Island Health lifted a no-water-use advisory for the south end of Shawnigan Lake Tuesday, but the move did little to allay residents’ fears about a contaminated-soil landfill uphill from the lake.
Medical health officer Dr. Paul Hasselback said laboratory tests and inspections by B.C.’s Ministry of Environment determined that runoff from the landfill during heavy rainfall last Friday posed no risk to public health.
“We’re fairly confident that the water can be used for normal purposes at this point in time,” Hasselback said.
The ministry said its tests found no evidence that the runoff came into contact with contaminated soils stored at the quarry.
“There is no evidence of a breach,” said Environment Minister Mary Polak. “And, actually, that’s borne out by the test results.”
Island Health stated that a second incident Tuesday involving the “non-containment” of surface water posed no risk to the public.
“On-site inspections suggest that the flow of water across the site, the modifications for site containment since Friday, [the] volume of water released, and the dilution in high stream flow conditions all maintained protection of the lake,” the agency said.
Sonia Furstenau, a director with the Cowichan Valley Regional District, said the test results provide little comfort to area residents.
“The water sampling at this point isn’t the issue,” she said. “The issue is that the engineering is supposed to be fail-safe, and the engineering is supposed to ensure that no water escapes this site.
“So I’m happy there’s no contamination being detected at this point going into the lake and into the drinking water. But I have no faith whatsoever that we can rely on the engineering at this site to protect us in any way.”
Cobble Hill Holdings Ltd., which owns the landfill and has a permit to store up to 100,000 tonnes of contaminated soil a year, says its containment and treatment systems are functioning as designed.
“There has never been a breach of any of our systems,” president Mike Kelly said in an email Tuesday.
Island Health issued the water advisory Friday due to “a suspected overflow of water” from the site.
The advisory warned people against drawing water from the south end of the lake for drinking, bathing, personal hygiene or food preparation.
Island Health said Tuesday that there are no licensed drinking water systems — defined as those serving a business or more than two residences — that draw water from that area of the lake.
A number of private residences however, are licensed by the Ministry of Forests, Lands and Natural Resource Operations to draw water from the lake.
The ministry said there are 187 domestic water licences for Shawnigan Lake, although not all of them are active.
“It is generally assumed that some private residents who draw water from the lake may not properly treat the water; hence the cautionary advisory to not use the water was issued,” Island Health said.

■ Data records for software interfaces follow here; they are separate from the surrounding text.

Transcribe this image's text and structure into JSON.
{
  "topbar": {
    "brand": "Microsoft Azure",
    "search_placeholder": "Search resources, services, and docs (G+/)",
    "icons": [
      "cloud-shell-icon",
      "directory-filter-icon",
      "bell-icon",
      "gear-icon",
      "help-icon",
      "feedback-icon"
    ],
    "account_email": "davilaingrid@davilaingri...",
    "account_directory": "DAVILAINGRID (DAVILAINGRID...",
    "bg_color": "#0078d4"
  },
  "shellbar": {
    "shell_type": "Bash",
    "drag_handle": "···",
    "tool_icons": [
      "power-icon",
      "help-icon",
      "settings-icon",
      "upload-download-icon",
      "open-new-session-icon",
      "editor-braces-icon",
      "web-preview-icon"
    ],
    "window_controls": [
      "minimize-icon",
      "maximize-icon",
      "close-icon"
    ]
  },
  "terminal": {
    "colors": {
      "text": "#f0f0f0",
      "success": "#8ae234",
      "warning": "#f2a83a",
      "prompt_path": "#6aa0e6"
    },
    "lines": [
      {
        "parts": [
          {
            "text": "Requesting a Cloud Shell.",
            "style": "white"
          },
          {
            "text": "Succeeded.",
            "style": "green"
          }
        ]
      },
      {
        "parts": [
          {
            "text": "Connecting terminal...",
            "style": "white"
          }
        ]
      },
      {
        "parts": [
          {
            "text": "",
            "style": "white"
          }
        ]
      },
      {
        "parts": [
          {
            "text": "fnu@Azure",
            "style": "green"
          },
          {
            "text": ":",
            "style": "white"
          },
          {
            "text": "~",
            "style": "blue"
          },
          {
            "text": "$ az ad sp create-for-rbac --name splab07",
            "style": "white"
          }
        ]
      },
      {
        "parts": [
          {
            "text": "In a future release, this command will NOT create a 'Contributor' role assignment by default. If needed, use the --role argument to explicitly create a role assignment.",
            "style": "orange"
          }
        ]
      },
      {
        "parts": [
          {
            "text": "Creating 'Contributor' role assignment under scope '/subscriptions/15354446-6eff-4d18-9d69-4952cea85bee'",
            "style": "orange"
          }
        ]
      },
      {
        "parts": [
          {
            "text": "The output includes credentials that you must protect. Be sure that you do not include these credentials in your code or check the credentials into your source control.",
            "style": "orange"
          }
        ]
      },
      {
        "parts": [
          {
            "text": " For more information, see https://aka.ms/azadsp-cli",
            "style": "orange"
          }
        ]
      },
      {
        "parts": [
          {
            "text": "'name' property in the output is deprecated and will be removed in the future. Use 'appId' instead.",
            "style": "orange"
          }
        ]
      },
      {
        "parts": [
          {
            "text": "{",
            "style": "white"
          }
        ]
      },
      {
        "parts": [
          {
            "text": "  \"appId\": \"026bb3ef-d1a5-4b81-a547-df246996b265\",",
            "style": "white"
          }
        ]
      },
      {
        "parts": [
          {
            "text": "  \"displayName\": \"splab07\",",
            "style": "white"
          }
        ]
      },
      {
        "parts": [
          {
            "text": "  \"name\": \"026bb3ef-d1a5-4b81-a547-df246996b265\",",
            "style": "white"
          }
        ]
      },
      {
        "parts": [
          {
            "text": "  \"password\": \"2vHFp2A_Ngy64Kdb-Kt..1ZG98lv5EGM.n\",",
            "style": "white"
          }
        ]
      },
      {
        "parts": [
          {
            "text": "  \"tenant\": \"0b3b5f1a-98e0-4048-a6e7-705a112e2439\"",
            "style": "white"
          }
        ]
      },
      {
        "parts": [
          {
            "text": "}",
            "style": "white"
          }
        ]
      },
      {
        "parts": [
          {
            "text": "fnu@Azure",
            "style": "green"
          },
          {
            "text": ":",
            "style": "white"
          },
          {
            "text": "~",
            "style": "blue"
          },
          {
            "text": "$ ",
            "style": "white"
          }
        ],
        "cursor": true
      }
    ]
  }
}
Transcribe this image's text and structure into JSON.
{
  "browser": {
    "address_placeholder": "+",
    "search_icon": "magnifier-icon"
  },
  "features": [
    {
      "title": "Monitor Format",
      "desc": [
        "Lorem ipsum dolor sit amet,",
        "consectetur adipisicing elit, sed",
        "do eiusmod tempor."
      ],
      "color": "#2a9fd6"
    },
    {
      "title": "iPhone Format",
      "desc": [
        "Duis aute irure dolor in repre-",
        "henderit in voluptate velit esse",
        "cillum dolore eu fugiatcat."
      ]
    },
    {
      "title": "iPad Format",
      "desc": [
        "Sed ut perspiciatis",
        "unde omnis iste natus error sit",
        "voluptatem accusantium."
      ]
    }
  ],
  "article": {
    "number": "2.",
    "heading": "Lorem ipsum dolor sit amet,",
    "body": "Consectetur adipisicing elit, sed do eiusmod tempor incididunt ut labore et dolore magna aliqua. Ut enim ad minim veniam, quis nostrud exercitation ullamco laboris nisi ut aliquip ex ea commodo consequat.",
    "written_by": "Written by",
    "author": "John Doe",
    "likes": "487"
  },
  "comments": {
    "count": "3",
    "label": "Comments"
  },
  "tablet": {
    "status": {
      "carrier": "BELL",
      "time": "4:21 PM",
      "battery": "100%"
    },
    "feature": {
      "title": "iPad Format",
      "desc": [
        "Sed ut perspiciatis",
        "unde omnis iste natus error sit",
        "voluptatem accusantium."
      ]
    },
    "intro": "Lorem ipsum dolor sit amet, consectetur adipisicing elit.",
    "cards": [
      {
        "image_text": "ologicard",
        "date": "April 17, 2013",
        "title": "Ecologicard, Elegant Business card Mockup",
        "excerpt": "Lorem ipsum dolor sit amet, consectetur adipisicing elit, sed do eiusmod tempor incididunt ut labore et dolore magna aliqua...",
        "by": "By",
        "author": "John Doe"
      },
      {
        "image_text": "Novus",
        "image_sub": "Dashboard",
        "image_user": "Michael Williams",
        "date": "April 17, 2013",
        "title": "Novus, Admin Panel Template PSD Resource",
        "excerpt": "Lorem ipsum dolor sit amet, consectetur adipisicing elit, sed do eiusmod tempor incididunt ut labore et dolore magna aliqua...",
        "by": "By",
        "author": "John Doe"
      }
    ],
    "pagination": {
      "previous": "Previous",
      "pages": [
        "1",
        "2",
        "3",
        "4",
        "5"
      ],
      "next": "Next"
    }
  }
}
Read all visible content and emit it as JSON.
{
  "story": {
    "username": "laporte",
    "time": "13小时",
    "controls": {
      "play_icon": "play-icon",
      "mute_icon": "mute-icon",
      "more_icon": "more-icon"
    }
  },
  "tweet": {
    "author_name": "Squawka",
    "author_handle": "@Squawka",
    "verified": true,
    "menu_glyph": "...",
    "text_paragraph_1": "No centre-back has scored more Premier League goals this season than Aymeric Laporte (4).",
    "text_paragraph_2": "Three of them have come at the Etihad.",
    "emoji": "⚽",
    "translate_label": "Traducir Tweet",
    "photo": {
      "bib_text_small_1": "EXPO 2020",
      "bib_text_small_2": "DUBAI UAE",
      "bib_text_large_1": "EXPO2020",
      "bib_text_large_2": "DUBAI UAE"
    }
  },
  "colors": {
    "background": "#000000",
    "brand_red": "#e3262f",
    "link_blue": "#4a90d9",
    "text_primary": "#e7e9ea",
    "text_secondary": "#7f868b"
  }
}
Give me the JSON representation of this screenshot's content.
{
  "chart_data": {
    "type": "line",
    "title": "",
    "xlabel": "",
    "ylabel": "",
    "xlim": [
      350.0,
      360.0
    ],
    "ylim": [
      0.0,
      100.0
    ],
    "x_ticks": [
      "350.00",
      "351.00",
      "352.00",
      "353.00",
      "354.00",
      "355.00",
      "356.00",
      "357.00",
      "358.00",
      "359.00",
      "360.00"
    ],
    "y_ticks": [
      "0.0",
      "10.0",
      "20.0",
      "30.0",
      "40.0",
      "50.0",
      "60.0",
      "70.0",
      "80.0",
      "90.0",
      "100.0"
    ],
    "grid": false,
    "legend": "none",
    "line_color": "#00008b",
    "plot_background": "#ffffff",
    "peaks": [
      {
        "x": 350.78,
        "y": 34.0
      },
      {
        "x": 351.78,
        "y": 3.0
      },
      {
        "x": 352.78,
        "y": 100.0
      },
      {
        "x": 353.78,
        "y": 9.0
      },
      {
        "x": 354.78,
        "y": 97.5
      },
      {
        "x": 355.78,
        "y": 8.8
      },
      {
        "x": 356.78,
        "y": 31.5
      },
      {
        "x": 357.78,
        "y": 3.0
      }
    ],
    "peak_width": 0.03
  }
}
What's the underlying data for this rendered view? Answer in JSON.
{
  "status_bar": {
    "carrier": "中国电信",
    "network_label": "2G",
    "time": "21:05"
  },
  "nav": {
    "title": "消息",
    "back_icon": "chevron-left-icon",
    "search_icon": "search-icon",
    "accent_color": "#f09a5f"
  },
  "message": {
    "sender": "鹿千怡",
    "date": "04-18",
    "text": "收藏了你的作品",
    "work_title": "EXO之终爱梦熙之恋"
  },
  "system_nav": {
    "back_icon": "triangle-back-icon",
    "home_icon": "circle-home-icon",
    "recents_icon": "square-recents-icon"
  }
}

Cowichan Valley NDP MLA Bill Routley called for Polak to shut down the landfill in light of ongoing problems.
“The reality is that when the tests come back and show that there’s contamination, it will be too late,” he said. “That’s when the system has failed.”
Polak, however, said government scientists make decisions about permits free from political interference. “In addition to that, recommendations to the minister with respect to any compliance or enforcement action are also made by government scientists independent of political interference.”